After I heard those words I began to surrender to all of my emotions, including grief. In these moments of surrender, there were glimmers of hope, love and life. For lack of a better way to explain it, angels took over and miracles began happening. Almost mysteriously, life began taking care of itself. The right person walked in the room at the right time, needed items appeared without even asking. It was as if the universe was saying, “Yes, this happened, and yes, it will all be OK. Because no matter how hard it seems, there is something right about this.”
Upon surrendering, I was able to acknowledge all of the people who appeared who wanted to help me with my kids, my home, my work…everything. And, more importantly, I learned how to let them help. I’d always thrived on handling everything on my own, but because of my new life I had to let go of that independence. It was impossible for me to handle everything Mark and I had handled before. I HAD to let people help me. I even had to ASK for help. It was an entirely new concept. Like no other time before I saw that there were lots of people in my life who wanted to help, who even felt helpless if I didn’t let them help. So, I started to let them; and in the process I became closer to them. I really felt their love and energy in my life.
After my world started to smooth out a bit from the huge turbulent waves of the first few months, I knew there was another step. I had to rely entirely on myself for one thing—taking care of me. Nobody else could do that in the long run. So, each day I began to do something for me.
I quickly realized that it didn’t have to be anything big. I could make a cup of tea and breathe in the steam for a few minutes. Or, take a short walk around the block with my dog. Or, listen to music that made me happy. Or, go to a funny movie. These little ‘me’ moments kept my spirit afloat at times when the alternative was to drown.
Even now, after years have gone by and times still sneak up on me and grip my heart and gut like nothing else can, I breathe and remember to surrender and feel everything I’m feeling. Because one thing I know for sure is that Mark is still a part of my life. Sometimes it’s just a glimpse of something that could have been, which leads to sadness in missing him. But I know that the sadness is simply a reminder that I’m human, alive and can love. And that reminder is a blessing that I will always cherish.
See how Jennifer answers our Identity Five Questions:
What have you accepted within yourself and/or within your life?
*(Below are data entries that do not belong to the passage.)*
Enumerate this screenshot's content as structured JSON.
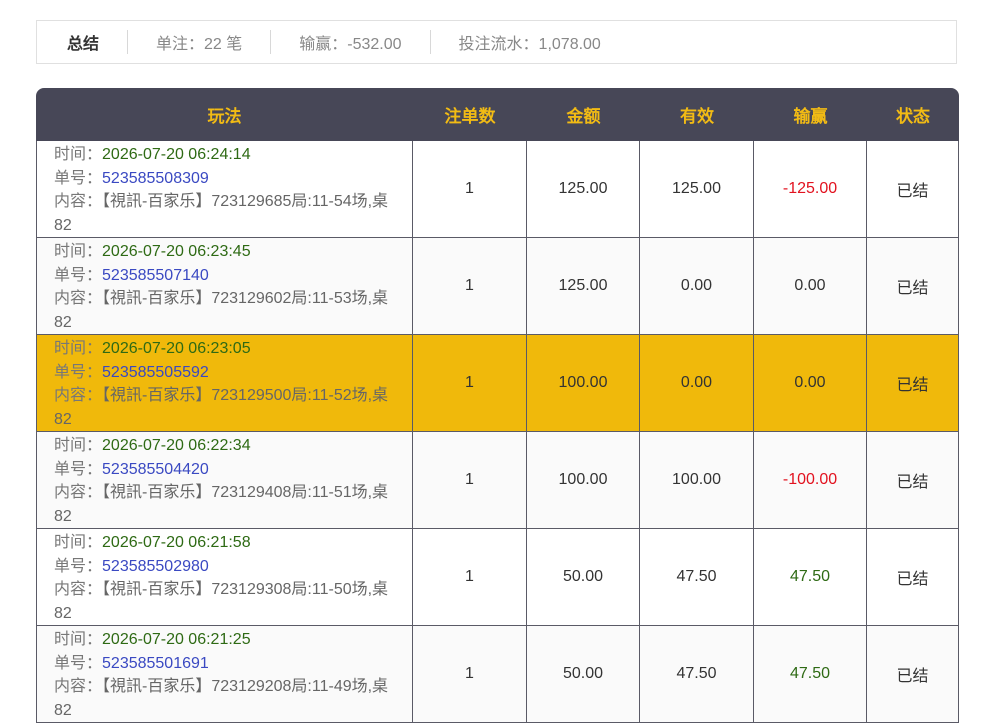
{
  "summary": {
    "title": "总结",
    "bets": "单注：22 笔",
    "winloss": "输赢：-532.00",
    "turnover": "投注流水：1,078.00"
  },
  "table": {
    "headers": [
      "玩法",
      "注单数",
      "金额",
      "有效",
      "输赢",
      "状态"
    ],
    "time_label": "时间：",
    "order_label": "单号：",
    "content_label": "内容：",
    "rows": [
      {
        "time": "2026-07-20 06:24:14",
        "order": "523585508309",
        "content": "【視訊-百家乐】723129685局:11-54场,桌82",
        "count": "1",
        "amount": "125.00",
        "valid": "125.00",
        "winloss": "-125.00",
        "status": "已结"
      },
      {
        "time": "2026-07-20 06:23:45",
        "order": "523585507140",
        "content": "【視訊-百家乐】723129602局:11-53场,桌82",
        "count": "1",
        "amount": "125.00",
        "valid": "0.00",
        "winloss": "0.00",
        "status": "已结"
      },
      {
        "time": "2026-07-20 06:23:05",
        "order": "523585505592",
        "content": "【視訊-百家乐】723129500局:11-52场,桌82",
        "count": "1",
        "amount": "100.00",
        "valid": "0.00",
        "winloss": "0.00",
        "status": "已结"
      },
      {
        "time": "2026-07-20 06:22:34",
        "order": "523585504420",
        "content": "【視訊-百家乐】723129408局:11-51场,桌82",
        "count": "1",
        "amount": "100.00",
        "valid": "100.00",
        "winloss": "-100.00",
        "status": "已结"
      },
      {
        "time": "2026-07-20 06:21:58",
        "order": "523585502980",
        "content": "【視訊-百家乐】723129308局:11-50场,桌82",
        "count": "1",
        "amount": "50.00",
        "valid": "47.50",
        "winloss": "47.50",
        "status": "已结"
      },
      {
        "time": "2026-07-20 06:21:25",
        "order": "523585501691",
        "content": "【視訊-百家乐】723129208局:11-49场,桌82",
        "count": "1",
        "amount": "50.00",
        "valid": "47.50",
        "winloss": "47.50",
        "status": "已结"
      }
    ]
  },
  "colors": {
    "header_bg": "#474757",
    "header_text": "#f2bb14",
    "highlight_row": "#f0b90b",
    "negative": "#e2121f",
    "positive": "#2e6a14",
    "order_link": "#3a49c2"
  }
}
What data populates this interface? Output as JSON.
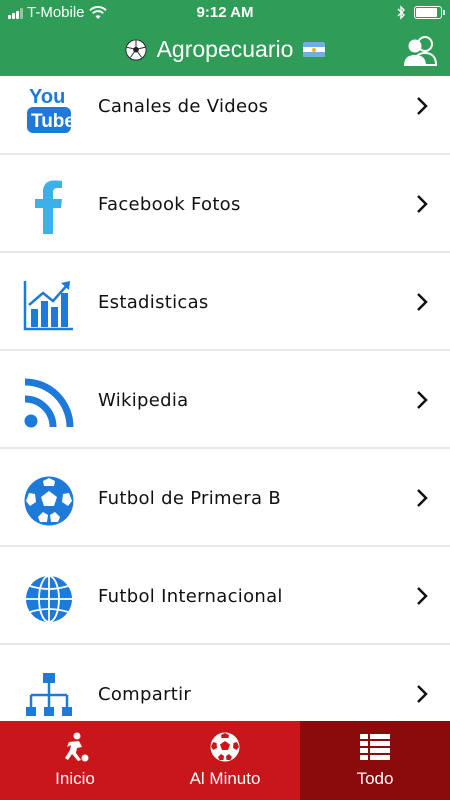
{
  "status_bar": {
    "carrier": "T-Mobile",
    "time": "9:12 AM",
    "battery_level": 0.9
  },
  "header": {
    "title": "Agropecuario",
    "users_icon": "users-icon"
  },
  "list": {
    "items": [
      {
        "label": "Canales de Videos",
        "icon": "youtube-icon"
      },
      {
        "label": "Facebook Fotos",
        "icon": "facebook-icon"
      },
      {
        "label": "Estadisticas",
        "icon": "chart-icon"
      },
      {
        "label": "Wikipedia",
        "icon": "rss-icon"
      },
      {
        "label": "Futbol de Primera B",
        "icon": "soccer-ball-icon"
      },
      {
        "label": "Futbol Internacional",
        "icon": "globe-icon"
      },
      {
        "label": "Compartir",
        "icon": "share-icon"
      }
    ]
  },
  "tabbar": {
    "tabs": [
      {
        "label": "Inicio",
        "icon": "player-icon"
      },
      {
        "label": "Al Minuto",
        "icon": "soccer-ball-icon"
      },
      {
        "label": "Todo",
        "icon": "list-icon",
        "active": true
      }
    ]
  },
  "colors": {
    "header_green": "#2f9c57",
    "tab_red": "#c8161a",
    "tab_active": "#8b0a0c",
    "icon_blue": "#1e7ad9",
    "facebook_blue": "#3db0e8"
  }
}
Is there anything you are working on accepting?
I’m working on accepting that there is no way to be the ‘perfect’ person I have as an image in my mind. That nothing matters so much that I get anxious and stressed.
What do you appreciate about yourself or your life?
I appreciate being alive. I appreciate that there are people in my life that I love and who love me. I appreciate nature.
What have you achieved, or what are you working to achieve personally, physically, or mentally?
I’m working on finding time for myself. Finding ‘myself’ in the process is a perk I’m hoping will show up too.
What is your not-so-perfect way? We are all unique with quirks and imperfections, so why not flaunt them and embrace them!
I am a sprinter at heart. I swam competitively for eighteen years. I’m not sure it’s possible to erase all of the programming of being fast and perfect. I’m very, very fast mentally, physically, emotionally. And sometimes that is not the best way to live, however it’s a part of me I’m working to either slow down or use the speed to my advantage.
How would you complete this sentence, “I Love My…” This has to be about you, physically or mentally.
…ability to love and be resilient.
Jennifer Hawkins is a highly successful Real Estate investor. In 1988 she earned a spot as a swimmer at the Olympic Trials. She married Mark in 2001 and started her family. She lives in Texas with her sons Connor and Brannon. For more information about Jennifer and her memoir, The Gift Giver, please visit www.thegiftgiverbook.com.